*** Opening Exercise inputs ***

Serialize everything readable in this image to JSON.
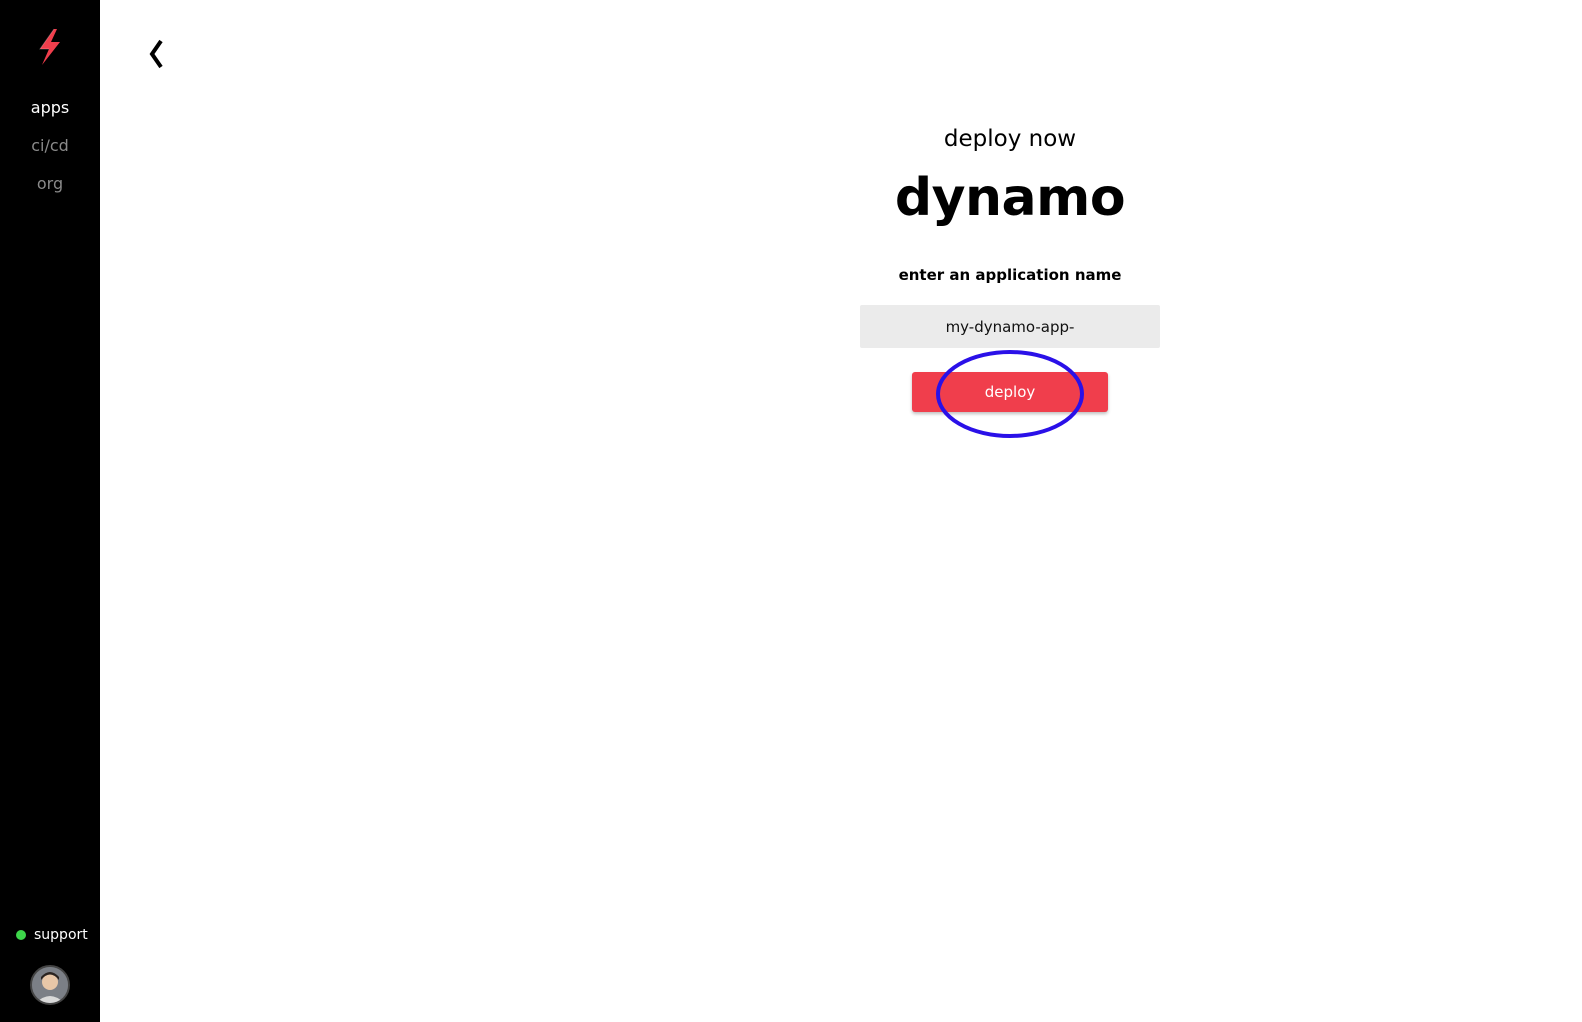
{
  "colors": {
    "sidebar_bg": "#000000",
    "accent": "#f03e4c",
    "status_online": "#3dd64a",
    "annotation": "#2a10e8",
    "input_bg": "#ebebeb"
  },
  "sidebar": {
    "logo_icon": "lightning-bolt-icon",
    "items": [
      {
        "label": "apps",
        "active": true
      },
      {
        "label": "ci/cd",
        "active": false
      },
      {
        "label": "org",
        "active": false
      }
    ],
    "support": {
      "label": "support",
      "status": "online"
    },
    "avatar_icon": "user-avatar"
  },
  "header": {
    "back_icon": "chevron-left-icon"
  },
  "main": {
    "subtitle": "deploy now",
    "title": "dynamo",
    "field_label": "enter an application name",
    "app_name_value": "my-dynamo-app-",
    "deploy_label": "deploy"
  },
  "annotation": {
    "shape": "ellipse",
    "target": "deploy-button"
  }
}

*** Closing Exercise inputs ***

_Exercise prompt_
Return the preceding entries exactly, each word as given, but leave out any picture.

_Answer to this problem_
Serialize everything readable in this image to JSON.
{
  "colors": {
    "sidebar_bg": "#000000",
    "accent": "#f03e4c",
    "status_online": "#3dd64a",
    "annotation": "#2a10e8",
    "input_bg": "#ebebeb"
  },
  "sidebar": {
    "logo_icon": "lightning-bolt-icon",
    "items": [
      {
        "label": "apps",
        "active": true
      },
      {
        "label": "ci/cd",
        "active": false
      },
      {
        "label": "org",
        "active": false
      }
    ],
    "support": {
      "label": "support",
      "status": "online"
    },
    "avatar_icon": "user-avatar"
  },
  "header": {
    "back_icon": "chevron-left-icon"
  },
  "main": {
    "subtitle": "deploy now",
    "title": "dynamo",
    "field_label": "enter an application name",
    "app_name_value": "my-dynamo-app-",
    "deploy_label": "deploy"
  },
  "annotation": {
    "shape": "ellipse",
    "target": "deploy-button"
  }
}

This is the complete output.